Across the entries, how many lines have the string "Codificación" in them? Reply with only a number.

*DATA TO USE*
*** Block opens ***

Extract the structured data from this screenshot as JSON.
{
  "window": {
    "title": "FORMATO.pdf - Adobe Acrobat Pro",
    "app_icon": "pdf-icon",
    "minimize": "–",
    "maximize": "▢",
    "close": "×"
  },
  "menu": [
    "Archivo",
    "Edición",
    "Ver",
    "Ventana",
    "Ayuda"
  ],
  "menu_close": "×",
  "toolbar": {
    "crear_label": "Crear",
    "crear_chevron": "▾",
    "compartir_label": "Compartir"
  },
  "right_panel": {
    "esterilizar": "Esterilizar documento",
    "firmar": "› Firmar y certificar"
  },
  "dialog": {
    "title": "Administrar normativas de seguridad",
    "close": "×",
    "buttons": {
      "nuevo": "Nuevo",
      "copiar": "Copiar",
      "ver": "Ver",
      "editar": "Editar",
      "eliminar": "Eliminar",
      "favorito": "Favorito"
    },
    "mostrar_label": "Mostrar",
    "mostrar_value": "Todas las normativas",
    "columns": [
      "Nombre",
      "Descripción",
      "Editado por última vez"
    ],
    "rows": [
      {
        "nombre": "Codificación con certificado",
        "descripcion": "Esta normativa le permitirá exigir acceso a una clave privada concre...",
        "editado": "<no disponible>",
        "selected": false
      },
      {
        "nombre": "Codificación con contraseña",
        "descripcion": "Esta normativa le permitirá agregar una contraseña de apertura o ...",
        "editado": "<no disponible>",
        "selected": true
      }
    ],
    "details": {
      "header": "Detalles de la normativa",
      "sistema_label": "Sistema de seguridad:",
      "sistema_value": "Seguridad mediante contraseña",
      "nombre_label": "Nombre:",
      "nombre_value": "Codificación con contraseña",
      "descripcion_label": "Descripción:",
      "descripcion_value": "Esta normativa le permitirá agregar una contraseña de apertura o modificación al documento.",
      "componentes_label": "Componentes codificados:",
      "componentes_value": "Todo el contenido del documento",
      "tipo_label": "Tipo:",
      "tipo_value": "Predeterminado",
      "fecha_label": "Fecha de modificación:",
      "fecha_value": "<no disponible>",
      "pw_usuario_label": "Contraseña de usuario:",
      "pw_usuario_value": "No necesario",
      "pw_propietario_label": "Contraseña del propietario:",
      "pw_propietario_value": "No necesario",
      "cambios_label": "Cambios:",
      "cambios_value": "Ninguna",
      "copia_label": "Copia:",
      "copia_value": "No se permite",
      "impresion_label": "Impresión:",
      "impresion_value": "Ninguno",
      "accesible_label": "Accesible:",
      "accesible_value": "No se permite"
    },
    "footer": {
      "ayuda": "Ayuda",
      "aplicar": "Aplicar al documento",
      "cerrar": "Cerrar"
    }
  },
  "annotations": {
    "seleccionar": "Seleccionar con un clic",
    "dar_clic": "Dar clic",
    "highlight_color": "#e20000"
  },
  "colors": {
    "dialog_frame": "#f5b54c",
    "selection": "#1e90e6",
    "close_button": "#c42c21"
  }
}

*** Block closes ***

*EXERCISE ANSWER*
3